Water flows downhill, and as it does, follows the path of least resistance. And over time, the flow of a river can carve its way through mountains in pursuit of this downward trajectory. So it seems counter-intuitive that they often get longer and more winding over time, rather than straighter.
But according to Juez, it’s a misconception that rivers should follow a straight path from hillslopes to lowlands. Rivers develop bends and meanders, increasing resistance and reducing channel gradients, to manage the water-energy as they cross floodplains.
“The geometry of these minimises energy expenditure at each river section. Think about walking down a mountain, you could walk straight down but it takes less effort to zigzag down,” Juez explains. As a river flows, it carries sediment with it, eroding some banks and reinforcing others.
“The only rivers with a uniform and regular geometry are man-made. These are rivers which have been channelled for civil infrastructure, such as flood protection, or to gain agricultural land,” summarises Juez.
A long and winding path
So what specifically determines the shape of a river, and how can that change over time? The path of a river is mainly influenced two key factors known as ‘regimes’: flow and sediment.
The flow regime is about the rate and timing of water flow, as influenced by climate variables such as precipitation and air temperature. Whereas, the amount, type and timing of sediment deposit, as well as local topography, also influence the river’s route, as does the interaction between sediment and water.
Juez’s analysis suggested that land use and land cover determine the timescales of changes to sediment regimes
Juez’s previous work in the SEDILAND project, which was supported by the Marie Skłodowska-Curie Actions programme, evidenced how these dynamic processes are sensitive to land use and land cover changes.
Analysing 15 years’ worth of hydrological and sediment records from four catchment areas of the Spanish Pyrenees with similar geophysical characteristics, Juez’s analysis suggested that land use and land cover determine the timescales of changes to sediment regimes.
As SEDILAND also highlighted, land cover and use changes can either help or hinder resistance to climate change which can alter streamflow and sediment deposition.
“Climate change varies the timing of seasonal rainfall, snow melt or glacier basin melting, causing flooding which can erode banks.
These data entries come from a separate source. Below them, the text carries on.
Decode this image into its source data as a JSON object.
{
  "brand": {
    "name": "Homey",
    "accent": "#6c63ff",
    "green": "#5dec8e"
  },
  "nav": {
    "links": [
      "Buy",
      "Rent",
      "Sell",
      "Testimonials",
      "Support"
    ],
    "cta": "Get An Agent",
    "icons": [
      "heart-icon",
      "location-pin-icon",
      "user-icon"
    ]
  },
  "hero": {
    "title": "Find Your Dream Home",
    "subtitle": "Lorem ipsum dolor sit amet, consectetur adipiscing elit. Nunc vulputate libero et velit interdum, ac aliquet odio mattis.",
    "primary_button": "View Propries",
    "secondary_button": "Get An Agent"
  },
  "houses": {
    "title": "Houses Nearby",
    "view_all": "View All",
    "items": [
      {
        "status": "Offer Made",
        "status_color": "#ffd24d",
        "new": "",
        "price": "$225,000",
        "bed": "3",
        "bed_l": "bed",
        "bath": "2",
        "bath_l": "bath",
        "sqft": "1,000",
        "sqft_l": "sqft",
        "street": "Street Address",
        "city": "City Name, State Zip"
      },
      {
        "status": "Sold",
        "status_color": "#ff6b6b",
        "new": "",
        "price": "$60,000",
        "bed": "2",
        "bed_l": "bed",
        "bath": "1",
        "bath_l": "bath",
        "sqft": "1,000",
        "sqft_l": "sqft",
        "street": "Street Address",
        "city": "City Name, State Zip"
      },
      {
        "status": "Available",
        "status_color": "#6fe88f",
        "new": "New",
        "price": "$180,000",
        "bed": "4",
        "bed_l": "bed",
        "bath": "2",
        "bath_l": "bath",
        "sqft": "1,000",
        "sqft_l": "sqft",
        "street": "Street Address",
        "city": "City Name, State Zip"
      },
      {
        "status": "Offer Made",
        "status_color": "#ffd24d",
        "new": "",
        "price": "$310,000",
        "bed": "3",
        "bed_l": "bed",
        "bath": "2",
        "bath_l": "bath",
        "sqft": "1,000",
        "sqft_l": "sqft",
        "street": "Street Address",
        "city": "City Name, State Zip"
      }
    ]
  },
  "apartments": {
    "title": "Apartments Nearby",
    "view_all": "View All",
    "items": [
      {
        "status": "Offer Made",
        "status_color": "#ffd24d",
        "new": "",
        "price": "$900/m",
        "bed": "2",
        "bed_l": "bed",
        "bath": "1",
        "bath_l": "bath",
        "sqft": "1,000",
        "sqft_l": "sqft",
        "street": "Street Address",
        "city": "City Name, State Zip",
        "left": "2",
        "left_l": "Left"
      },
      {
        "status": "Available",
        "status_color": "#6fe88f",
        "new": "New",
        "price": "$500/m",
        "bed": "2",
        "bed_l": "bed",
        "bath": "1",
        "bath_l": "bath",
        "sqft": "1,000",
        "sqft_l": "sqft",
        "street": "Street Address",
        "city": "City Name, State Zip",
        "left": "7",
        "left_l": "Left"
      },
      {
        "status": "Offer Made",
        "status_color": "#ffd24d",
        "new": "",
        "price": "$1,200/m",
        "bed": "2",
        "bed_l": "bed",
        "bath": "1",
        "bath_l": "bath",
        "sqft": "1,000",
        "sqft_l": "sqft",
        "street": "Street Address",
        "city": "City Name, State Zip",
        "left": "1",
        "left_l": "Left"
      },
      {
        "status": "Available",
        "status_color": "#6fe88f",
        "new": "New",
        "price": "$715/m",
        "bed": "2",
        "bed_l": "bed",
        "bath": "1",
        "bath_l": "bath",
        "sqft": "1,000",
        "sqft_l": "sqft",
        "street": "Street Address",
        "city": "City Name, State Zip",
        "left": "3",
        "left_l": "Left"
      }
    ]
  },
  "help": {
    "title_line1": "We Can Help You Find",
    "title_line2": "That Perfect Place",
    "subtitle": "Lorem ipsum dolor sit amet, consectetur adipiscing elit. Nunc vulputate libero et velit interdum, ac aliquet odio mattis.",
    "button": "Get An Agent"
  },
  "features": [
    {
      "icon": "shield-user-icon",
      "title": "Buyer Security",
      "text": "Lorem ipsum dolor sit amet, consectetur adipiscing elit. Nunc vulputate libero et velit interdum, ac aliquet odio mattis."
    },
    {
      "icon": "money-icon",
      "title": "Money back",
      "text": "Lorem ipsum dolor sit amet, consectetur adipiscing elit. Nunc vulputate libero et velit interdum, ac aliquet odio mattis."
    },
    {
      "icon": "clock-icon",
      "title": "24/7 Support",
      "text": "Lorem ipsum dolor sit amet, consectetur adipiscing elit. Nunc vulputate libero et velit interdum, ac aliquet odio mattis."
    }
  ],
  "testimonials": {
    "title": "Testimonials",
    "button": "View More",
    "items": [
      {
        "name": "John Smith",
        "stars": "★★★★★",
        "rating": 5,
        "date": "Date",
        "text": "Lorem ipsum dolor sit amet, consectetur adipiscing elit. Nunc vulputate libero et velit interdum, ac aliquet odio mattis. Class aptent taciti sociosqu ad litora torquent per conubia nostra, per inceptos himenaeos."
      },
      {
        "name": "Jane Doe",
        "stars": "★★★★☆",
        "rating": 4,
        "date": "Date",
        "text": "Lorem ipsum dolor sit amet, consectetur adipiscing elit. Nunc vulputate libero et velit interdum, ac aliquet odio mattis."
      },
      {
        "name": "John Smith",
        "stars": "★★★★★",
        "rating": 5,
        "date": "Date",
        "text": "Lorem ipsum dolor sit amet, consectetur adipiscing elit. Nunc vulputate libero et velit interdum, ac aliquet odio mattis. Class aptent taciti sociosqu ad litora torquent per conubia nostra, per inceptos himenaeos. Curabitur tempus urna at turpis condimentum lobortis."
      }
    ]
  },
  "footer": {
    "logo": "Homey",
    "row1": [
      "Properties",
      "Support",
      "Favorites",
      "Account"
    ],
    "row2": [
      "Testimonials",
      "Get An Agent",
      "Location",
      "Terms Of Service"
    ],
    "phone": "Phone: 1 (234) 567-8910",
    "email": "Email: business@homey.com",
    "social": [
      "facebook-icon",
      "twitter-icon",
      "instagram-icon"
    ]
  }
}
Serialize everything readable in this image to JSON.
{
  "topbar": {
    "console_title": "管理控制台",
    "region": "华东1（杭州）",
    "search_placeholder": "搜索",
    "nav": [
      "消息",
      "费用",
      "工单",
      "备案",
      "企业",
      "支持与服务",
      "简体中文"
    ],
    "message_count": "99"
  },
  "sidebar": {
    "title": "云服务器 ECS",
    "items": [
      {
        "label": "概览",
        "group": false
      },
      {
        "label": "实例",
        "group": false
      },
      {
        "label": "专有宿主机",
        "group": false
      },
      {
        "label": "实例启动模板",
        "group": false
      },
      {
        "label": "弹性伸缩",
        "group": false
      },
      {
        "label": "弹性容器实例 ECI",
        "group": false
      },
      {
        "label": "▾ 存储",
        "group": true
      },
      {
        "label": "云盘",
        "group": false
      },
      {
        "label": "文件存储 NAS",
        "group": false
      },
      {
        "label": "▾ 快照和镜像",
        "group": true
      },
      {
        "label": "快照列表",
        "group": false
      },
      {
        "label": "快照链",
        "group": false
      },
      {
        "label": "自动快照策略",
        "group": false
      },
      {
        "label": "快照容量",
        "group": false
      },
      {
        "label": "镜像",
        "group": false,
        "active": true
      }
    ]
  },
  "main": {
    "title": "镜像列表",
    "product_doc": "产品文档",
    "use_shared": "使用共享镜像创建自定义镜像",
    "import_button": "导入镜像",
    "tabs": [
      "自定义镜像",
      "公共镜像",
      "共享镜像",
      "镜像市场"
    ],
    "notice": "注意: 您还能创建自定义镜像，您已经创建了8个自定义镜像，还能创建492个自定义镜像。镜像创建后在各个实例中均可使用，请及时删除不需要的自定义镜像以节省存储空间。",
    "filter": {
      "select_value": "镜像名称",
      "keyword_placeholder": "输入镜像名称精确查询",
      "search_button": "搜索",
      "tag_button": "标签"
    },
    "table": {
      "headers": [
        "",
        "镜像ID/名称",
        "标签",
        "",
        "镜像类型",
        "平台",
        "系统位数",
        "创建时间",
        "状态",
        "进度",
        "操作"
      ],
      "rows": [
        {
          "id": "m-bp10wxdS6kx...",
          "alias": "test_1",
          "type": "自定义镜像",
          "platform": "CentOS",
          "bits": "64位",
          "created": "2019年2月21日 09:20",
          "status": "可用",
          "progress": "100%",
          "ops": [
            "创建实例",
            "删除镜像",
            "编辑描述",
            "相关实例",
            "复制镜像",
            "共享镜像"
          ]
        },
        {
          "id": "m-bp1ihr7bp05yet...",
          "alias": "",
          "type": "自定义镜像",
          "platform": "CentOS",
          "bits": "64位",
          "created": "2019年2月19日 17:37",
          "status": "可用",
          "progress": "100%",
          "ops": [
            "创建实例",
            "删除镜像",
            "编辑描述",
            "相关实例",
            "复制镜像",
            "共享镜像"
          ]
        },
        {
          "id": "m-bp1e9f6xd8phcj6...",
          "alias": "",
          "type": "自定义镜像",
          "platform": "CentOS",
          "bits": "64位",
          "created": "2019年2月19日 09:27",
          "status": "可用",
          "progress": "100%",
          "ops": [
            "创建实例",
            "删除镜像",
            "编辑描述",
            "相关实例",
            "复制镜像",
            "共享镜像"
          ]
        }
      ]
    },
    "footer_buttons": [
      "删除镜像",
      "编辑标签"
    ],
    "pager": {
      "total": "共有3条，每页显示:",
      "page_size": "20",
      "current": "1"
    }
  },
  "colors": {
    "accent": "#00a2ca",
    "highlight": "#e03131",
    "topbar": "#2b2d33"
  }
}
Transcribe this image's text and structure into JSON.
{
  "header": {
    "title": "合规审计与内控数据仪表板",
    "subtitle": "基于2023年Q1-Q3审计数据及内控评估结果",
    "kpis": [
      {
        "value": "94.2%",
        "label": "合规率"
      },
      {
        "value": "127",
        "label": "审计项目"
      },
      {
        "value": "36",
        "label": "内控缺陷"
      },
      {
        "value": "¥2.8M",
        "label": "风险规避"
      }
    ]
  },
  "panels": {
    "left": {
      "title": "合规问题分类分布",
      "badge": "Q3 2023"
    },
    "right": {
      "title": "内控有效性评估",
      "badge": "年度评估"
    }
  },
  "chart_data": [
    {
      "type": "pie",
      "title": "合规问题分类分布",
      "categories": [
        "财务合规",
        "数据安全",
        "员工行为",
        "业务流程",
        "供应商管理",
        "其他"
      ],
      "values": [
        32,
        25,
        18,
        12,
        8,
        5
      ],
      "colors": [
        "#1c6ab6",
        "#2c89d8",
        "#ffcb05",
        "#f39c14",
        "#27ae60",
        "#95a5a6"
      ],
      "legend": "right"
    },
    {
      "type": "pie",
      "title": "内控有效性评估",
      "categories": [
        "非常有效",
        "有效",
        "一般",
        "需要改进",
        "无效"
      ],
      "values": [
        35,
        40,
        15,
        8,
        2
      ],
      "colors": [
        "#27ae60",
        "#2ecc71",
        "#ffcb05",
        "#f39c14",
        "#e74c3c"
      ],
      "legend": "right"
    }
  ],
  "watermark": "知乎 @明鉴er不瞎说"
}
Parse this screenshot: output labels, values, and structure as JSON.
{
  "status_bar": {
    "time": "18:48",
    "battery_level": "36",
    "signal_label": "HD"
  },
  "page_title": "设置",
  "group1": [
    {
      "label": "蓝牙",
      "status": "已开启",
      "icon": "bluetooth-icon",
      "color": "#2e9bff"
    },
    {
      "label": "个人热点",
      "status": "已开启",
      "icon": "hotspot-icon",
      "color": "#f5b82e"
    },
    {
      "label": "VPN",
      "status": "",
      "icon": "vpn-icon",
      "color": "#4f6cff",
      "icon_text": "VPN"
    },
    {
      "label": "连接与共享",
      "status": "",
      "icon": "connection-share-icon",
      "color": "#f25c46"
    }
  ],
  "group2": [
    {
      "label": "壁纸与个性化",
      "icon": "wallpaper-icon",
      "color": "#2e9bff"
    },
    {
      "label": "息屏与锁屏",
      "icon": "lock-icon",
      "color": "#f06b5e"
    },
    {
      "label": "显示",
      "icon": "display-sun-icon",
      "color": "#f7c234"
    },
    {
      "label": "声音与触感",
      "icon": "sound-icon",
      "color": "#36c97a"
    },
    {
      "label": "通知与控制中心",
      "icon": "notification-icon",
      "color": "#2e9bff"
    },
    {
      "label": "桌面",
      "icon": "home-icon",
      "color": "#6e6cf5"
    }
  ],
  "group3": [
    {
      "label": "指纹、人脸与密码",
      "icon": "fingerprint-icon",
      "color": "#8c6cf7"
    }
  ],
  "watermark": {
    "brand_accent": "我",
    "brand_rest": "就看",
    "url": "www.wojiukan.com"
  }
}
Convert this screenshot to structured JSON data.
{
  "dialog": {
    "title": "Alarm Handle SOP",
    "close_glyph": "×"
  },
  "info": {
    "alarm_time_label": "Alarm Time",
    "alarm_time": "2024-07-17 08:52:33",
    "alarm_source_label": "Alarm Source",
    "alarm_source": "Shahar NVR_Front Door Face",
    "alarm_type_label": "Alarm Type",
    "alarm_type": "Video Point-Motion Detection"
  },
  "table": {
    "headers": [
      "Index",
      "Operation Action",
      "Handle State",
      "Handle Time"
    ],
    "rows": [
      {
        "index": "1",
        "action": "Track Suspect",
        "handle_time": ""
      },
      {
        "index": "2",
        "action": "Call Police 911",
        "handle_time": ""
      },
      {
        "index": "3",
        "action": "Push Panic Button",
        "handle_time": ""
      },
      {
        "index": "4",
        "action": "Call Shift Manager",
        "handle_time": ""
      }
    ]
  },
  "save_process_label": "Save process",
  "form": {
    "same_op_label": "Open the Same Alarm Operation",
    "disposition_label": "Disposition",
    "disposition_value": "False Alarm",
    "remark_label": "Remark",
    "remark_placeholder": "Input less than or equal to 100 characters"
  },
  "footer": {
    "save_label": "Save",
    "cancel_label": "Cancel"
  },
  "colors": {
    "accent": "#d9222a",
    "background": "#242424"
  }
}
It can also affect sediment production – with drier basins, more extreme thermodynamic actions, changes in icing and melting cycles – all altering the sediment delivery in river systems,“ Juez adds. “If these events become more frequent and prolonged they will alter the shape and path of rivers.”
But this is not a linear process, since land use changes, sometimes as climate mitigation actions, can themselves have unforeseen consequences. For example, one study reported that a river catchment forest expansion in the Spanish Pyrenees abruptly depleted the riverbed of sediment.
High-tech river systems forecasting
Previously, riverbed morphology and sediment regime characteristics were investigated along river sections of varying lengths, with sites selected based on land cover changes, such as afforestation or grazing.
“Being site-specific, data was limited. Nowadays, unmanned aerial vehicles combined with machine learning algorithms can link the causes and consequences of localised river system changes to long-term global disturbances. I expect that probabilistic modelling will soon give us an even more accurate and holistic view,” concludes Juez.
So the complex twists and turns of a river tell the story of the surrounding landscape and the climate – and where the river might wind next.